Friday, November 16, 2012
So if you're hoping that the country's leaders can do something about global climate change, here's what you are up against: According to a new Quinnipiac poll, while nearly two-thirds of Pennsylvanians say they are concerned about global climate change, just over one-third of Republicans are. Chalk that up to another symptom of people living in a Fox News bubble, I guess. On the bright side, this also means that taking climate change seriously is a winning election issue: Independent voters worry about climate change by two-to-one margins.
In other environmental news, DEP secretary Michael Krancer came to town yesterday (where he was met by some protesters) and among other things denounced state Rep. Jesse White, who as noted here yesterday has been a sharp critic of the natural-gas industry. When not foaming at the mouth, Krancer offered up a vision in which Pennsylvania becomes an "energy superpower." Which, no doubt, will help facilitate our plans to secede from the United States!.
A new study published yesterday by progressive economists at the state and national level finds that, as in much of the country, income inequality in Pennsylvania has grown over the past decade. The key takeaway: "Between the late 1990s and mid-2000s, the annual incomes of the richest fifth of Pennsylvania households grew by 7.2 percent ($11,190), while those of the poorest fifth fell by 7.9 percent ($1,907)."
Days after a watchdog group started ringing alarm bells about backsliding performance at the Pittsburgh Public Schools, superintendent Linda Lane is trying to accentuate the positive. For example: Test scores in middle-school grades are better than the state average, you'll be reassured to learn.
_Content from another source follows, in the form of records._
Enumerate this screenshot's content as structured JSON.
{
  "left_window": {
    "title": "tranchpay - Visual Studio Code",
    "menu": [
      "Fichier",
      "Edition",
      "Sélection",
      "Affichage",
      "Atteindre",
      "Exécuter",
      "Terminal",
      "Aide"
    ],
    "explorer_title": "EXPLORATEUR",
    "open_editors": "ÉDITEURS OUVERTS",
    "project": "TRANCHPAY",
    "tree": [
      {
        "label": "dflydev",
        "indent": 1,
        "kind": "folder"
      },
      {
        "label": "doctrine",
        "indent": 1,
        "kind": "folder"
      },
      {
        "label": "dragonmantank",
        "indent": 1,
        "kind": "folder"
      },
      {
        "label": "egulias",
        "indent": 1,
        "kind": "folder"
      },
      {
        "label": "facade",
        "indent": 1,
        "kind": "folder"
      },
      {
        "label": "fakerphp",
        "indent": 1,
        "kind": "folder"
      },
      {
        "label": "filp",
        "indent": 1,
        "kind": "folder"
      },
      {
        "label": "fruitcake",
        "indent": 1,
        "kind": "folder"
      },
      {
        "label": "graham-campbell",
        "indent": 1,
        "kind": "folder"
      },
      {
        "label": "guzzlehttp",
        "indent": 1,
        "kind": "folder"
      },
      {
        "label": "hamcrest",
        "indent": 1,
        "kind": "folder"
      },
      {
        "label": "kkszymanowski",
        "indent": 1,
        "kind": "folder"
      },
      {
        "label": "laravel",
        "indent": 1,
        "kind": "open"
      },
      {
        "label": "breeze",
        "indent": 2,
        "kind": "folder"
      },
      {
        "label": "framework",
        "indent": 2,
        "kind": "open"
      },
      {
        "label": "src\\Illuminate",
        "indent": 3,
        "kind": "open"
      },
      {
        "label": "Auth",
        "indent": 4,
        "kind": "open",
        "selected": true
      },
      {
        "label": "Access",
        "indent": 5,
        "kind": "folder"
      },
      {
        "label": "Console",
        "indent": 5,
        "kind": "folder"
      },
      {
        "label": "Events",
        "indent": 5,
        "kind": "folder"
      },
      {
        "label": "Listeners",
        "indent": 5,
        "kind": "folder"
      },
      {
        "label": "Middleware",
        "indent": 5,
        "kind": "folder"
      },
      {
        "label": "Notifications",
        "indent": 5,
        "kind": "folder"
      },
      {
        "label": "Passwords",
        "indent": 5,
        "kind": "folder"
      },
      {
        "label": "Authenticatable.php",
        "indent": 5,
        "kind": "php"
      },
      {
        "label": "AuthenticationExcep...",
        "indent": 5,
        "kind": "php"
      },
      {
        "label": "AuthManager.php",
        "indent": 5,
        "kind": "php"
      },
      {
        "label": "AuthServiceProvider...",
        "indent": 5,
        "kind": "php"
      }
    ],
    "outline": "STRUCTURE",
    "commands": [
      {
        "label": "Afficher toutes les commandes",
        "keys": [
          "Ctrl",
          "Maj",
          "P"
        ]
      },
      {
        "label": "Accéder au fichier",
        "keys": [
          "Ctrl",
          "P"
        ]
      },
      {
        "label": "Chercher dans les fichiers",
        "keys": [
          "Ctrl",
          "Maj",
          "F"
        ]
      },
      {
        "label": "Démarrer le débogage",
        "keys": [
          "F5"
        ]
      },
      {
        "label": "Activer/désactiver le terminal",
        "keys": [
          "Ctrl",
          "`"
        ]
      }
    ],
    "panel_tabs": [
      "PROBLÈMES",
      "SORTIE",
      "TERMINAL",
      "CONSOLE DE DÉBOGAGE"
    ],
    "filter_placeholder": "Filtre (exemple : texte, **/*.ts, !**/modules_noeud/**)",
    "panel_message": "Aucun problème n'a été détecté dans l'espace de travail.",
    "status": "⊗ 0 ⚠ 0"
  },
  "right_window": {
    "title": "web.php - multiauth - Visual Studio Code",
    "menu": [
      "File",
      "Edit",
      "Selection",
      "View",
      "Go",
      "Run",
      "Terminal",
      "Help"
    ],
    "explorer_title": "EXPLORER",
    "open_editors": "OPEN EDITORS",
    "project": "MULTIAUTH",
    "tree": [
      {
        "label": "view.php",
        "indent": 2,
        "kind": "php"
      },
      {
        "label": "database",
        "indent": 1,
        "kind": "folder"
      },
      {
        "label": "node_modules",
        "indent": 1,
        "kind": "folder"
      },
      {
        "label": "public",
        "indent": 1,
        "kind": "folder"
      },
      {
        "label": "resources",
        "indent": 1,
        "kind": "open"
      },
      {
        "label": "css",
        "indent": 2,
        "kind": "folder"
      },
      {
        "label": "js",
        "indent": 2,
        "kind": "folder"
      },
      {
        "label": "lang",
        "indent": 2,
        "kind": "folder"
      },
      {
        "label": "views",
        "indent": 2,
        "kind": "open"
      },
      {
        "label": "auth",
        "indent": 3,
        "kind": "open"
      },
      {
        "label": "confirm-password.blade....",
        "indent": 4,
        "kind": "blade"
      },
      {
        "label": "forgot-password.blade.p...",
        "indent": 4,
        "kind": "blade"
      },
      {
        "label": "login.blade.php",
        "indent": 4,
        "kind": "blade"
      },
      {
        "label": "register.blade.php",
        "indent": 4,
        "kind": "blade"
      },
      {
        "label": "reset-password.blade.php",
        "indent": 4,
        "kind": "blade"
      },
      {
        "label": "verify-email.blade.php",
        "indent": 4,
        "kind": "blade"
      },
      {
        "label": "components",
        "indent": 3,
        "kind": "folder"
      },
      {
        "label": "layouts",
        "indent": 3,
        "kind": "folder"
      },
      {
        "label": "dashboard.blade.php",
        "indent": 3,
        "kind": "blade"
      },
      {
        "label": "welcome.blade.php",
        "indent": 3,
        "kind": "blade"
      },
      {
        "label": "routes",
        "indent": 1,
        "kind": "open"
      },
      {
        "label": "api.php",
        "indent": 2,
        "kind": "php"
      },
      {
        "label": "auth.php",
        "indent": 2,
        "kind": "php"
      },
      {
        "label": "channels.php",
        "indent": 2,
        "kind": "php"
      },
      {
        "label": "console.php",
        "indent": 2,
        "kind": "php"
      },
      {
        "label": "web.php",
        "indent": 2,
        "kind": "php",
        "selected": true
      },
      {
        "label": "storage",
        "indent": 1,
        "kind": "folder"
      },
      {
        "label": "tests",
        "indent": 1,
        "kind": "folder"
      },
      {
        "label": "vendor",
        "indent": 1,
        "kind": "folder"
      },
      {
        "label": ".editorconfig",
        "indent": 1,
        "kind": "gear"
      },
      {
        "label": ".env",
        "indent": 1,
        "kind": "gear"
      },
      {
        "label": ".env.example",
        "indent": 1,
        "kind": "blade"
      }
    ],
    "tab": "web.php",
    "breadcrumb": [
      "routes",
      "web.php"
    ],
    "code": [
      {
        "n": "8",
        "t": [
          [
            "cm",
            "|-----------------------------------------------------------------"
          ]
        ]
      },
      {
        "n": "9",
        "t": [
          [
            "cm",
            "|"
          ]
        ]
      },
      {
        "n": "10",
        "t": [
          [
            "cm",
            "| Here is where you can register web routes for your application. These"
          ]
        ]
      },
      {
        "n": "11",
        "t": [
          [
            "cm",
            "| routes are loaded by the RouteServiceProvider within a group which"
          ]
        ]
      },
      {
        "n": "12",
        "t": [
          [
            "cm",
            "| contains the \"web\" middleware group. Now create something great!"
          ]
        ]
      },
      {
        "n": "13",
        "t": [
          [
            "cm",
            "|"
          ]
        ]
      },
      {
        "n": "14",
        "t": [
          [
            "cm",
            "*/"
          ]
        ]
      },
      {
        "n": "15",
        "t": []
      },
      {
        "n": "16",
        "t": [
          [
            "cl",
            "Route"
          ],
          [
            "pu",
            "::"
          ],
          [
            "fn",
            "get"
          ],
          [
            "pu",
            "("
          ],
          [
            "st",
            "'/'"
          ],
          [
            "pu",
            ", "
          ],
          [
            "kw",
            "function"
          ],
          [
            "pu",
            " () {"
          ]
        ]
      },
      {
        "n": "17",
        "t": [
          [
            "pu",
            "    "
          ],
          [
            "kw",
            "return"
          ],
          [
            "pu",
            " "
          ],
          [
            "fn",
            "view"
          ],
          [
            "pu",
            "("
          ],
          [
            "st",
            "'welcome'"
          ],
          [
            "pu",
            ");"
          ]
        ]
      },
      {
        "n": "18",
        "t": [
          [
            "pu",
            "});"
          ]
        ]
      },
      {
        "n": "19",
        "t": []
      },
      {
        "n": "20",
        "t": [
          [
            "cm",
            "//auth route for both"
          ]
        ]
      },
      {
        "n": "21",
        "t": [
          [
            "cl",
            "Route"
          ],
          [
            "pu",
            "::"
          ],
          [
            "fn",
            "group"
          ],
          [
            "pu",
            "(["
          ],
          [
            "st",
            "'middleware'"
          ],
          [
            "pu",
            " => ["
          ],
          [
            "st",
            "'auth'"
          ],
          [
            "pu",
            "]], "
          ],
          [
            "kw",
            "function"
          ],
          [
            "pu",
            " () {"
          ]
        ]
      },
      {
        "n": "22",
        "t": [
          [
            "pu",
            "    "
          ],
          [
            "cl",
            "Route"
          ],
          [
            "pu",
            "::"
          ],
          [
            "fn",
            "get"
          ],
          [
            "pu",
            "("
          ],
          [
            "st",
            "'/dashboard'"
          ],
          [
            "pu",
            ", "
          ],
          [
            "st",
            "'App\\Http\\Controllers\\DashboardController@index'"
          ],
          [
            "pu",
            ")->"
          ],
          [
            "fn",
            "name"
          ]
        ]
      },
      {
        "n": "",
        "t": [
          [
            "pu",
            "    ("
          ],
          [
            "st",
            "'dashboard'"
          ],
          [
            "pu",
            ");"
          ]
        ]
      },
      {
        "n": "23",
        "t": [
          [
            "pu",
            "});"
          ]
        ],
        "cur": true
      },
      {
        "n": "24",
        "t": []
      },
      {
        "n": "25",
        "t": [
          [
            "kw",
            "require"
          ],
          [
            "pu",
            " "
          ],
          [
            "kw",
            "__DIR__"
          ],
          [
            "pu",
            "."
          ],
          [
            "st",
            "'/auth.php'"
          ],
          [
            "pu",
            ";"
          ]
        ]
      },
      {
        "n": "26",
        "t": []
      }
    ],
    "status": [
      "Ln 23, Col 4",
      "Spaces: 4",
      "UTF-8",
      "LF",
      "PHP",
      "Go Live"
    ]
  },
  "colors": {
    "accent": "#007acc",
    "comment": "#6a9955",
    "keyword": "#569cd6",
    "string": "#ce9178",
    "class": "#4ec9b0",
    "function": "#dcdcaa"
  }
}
From the conservative-skewing Pennsylvania Independent website comes this dire news: Your pitiful attempts to balance the budget are in vain! For rising pension costs -- which will cost an additional half-billion dollars in each of the next few yeares -- will make a mockery of your fiscal prudence! Since this involves beating up public-sector unions, among other things, expect it to be a popular topic of conversation in Harrisburg next year.